beauty:: revealed, 10 myths about anti-wrinkle injections.
By Dr Kate Jameson
Anti-Wrinkle Injections are one of the most popular cosmetic treatments today and have been used in cosmetic medicine for nearly 20 years. Despite its increasing popularity there are still many myths and misconceptions around the treatment.
We will be referring to the treatment as Anti-Wrinkle Injections in the piece as medical professionals cannot legally use any brand names due to strict Australian regulations - annoying we know!
Here are 10 of the most common myths about Anti-Wrinkle Injections injections collated from patients and doctors.
Anti-Wrinkle Injections should only be used when wrinkles are already present.
Anti-Wrinkle Injections can in fact be a preventative treatment to stop the formation of wrinkles and lines. By treating dynamic facial lines the static wrinkles are unable to form as the muscles remain relaxed. By having regular treatment the muscles become weaker and you are unable to make the facial expressions that cause the wrinkles to form.
If you stop having treatments you will look worse than you did before.
NEVER. The ongoing use of Anti-Wrinkle Injections will slowly decrease the size and strength of the muscle. Although the muscle will go back to normal once the Anti-Wrinkle Injection has worn off in 3 to 4 months, it will be at baseline, and not any worse.
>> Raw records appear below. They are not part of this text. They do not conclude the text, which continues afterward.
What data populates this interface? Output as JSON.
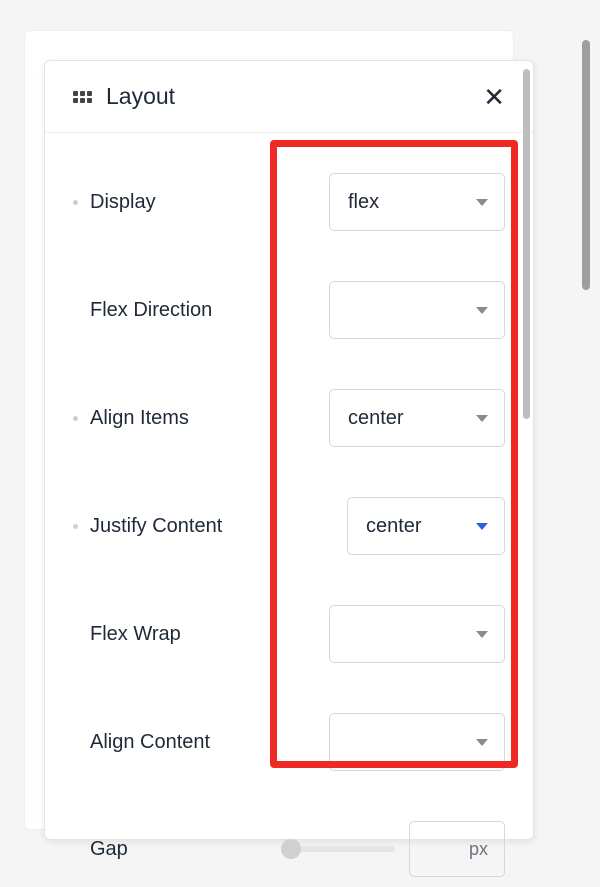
{
  "panel": {
    "title": "Layout"
  },
  "properties": {
    "display": {
      "label": "Display",
      "value": "flex"
    },
    "flex_direction": {
      "label": "Flex Direction",
      "value": ""
    },
    "align_items": {
      "label": "Align Items",
      "value": "center"
    },
    "justify_content": {
      "label": "Justify Content",
      "value": "center"
    },
    "flex_wrap": {
      "label": "Flex Wrap",
      "value": ""
    },
    "align_content": {
      "label": "Align Content",
      "value": ""
    },
    "gap": {
      "label": "Gap",
      "unit": "px"
    }
  }
}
The results are not permanent, but it is also important to note that if you stop treatments you will eventually still get wrinkles as the ageing process will not stop.
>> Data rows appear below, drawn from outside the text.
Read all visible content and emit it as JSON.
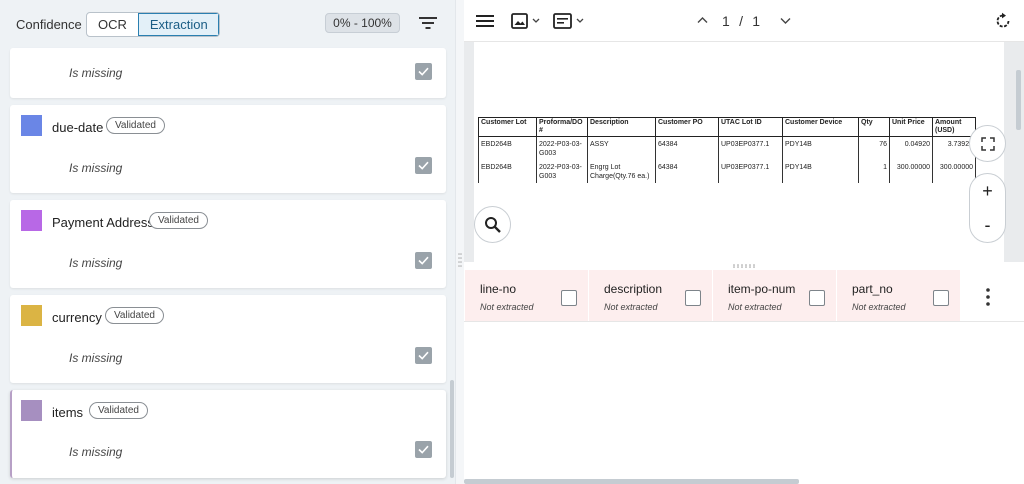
{
  "left_toolbar": {
    "label": "Confidence",
    "tabs": [
      {
        "label": "OCR",
        "active": false
      },
      {
        "label": "Extraction",
        "active": true
      }
    ],
    "range": "0% - 100%",
    "filter_icon": "filter-icon"
  },
  "fields": [
    {
      "name": "",
      "badge": "",
      "value": "Is missing",
      "checked": true
    },
    {
      "name": "due-date",
      "badge": "Validated",
      "value": "Is missing",
      "color": "#6a86e6",
      "checked": true
    },
    {
      "name": "Payment Address",
      "badge": "Validated",
      "value": "Is missing",
      "color": "#b868e6",
      "checked": true
    },
    {
      "name": "currency",
      "badge": "Validated",
      "value": "Is missing",
      "color": "#dbb444",
      "checked": true
    },
    {
      "name": "items",
      "badge": "Validated",
      "value": "Is missing",
      "color": "#a68fc0",
      "checked": true,
      "selected": true
    }
  ],
  "viewer": {
    "current_page": "1",
    "separator": "/",
    "total_pages": "1",
    "icons": [
      "menu-icon",
      "image-icon",
      "text-layout-icon",
      "chevron-up-icon",
      "chevron-down-icon",
      "refresh-icon"
    ]
  },
  "document": {
    "headers": [
      "Customer Lot",
      "Proforma/DO #",
      "Description",
      "Customer PO",
      "UTAC Lot ID",
      "Customer Device",
      "Qty",
      "Unit Price",
      "Amount (USD)"
    ],
    "rows": [
      [
        "EBD264B",
        "2022-P03-03-G003",
        "ASSY",
        "64384",
        "UP03EP0377.1",
        "PDY14B",
        "76",
        "0.04920",
        "3.73920"
      ],
      [
        "EBD264B",
        "2022-P03-03-G003",
        "Engrg Lot Charge(Qty.76 ea.)",
        "64384",
        "UP03EP0377.1",
        "PDY14B",
        "1",
        "300.00000",
        "300.00000"
      ]
    ]
  },
  "zoom": {
    "in": "+",
    "out": "-"
  },
  "items_columns": [
    {
      "name": "line-no",
      "status": "Not extracted"
    },
    {
      "name": "description",
      "status": "Not extracted"
    },
    {
      "name": "item-po-num",
      "status": "Not extracted"
    },
    {
      "name": "part_no",
      "status": "Not extracted"
    }
  ]
}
Anti-Wrinkle Injections injections are just for wrinkles.
Anti-Wrinkle Injections are used in many medical conditions such as strabismus (cross eye), blepharospasm (uncontrollable blinking), cerebral palsy, cervical dystonia, overactive bladder, migraines, hyperhidrosis, bruxism and many more.
In fact Anti-Wrinkle Injections were discovered when being tested for treatment on an eye related medical condition, which obviously didn’t fix the eye problem, but did help the patients wrinkles.
Anti-Wrinkle Injections can be toxic and give me botulism.
Anti-Wrinkle Injections are derived from clostridium botulinum which is a bacteria that causes a type of food poisoning (botulism). Please note it is not possible for the Anti-Wrinkle Injections to spread into the blood to cause an infection. The dose is only able to spread to the muscles and stays at the injection site.
Wrinkle relaxers are addictive.
Yes and no to this myth. Anti-Wrinkle Injections are not an addictive drug. That said, the only ‘addictive’ aspect is the feeling of confidence and wellbeing after having a treatment.
Anti-Wrinkle Injections can cause damage to my muscles and tissues.
This is incorrect. When Anti-Wrinkle Injections are injected it stops the transmission of a neurotransmitter from the nerve cell to the muscle which causes relaxation of the muscle as it cannot contract. The muscle is at rest but not damaged in any way and the treatment will only last 3 months before full muscle activity resumes. Anti-Wrinkle Injections has been used in medical and cosmetic treatments for over 20 years without long term effects.
Anti-Wrinkle Injections will leave me looking frozen and fake.
FALSE. The end results of Anti-Wrinkle Injections injections are up to the patient. The result is dose dependant and lighter doses can leave residual movement and a very natural look. Many prefer the frozen look (full relaxation of the muscle with higher doses) but a natural look is very possible. A good and subtle treatment will only get comments of ‘you’re looking fresh’ with no one knowing that an Anti-Wrinkle Injections treatment was done.
The treatment has side effects and downtime.
There is no down time after Anti-Wrinkle Injections with the only side effects being mild and temporary. These may include some tenderness, swelling, redness and bruising – primarily from the needle itself. Most people go about their day afterwards with no down time at all.
The more serious side effects are usually a result of injection into a neighbouring muscle or due to too high a dose. These may include eyebrow or eyelid droop, lip weakness, double vision, asymmetry or relaxation of other muscles of facial expression.
Anyone can have Anti-Wrinkle Injections.
Unfortunately, not everyone is a candidate for Anti-Wrinkle Injections. Those who are underage and those with a neuromuscular disease such as Myasthenia gravis or with an active infection in the area cannot have the treatment.
Anti-Wrinkle Injections are only for women.
Of course not. Welcome to the ‘brotox’ boom. There is a boom in the cosmetic industry seeing more men looking to refresh their look with Anti-Wrinkle Injections, dermal fillers, chemical peels and laser.
About the Author.
Dr Kate Jameson is the founder of Youth Lab, a medical cosmetic clinic based in Perth, Western Australia. Specialising in a wide range of non-surgical injectable treatments which have been developed to repair, rejuvenate and protect the skin.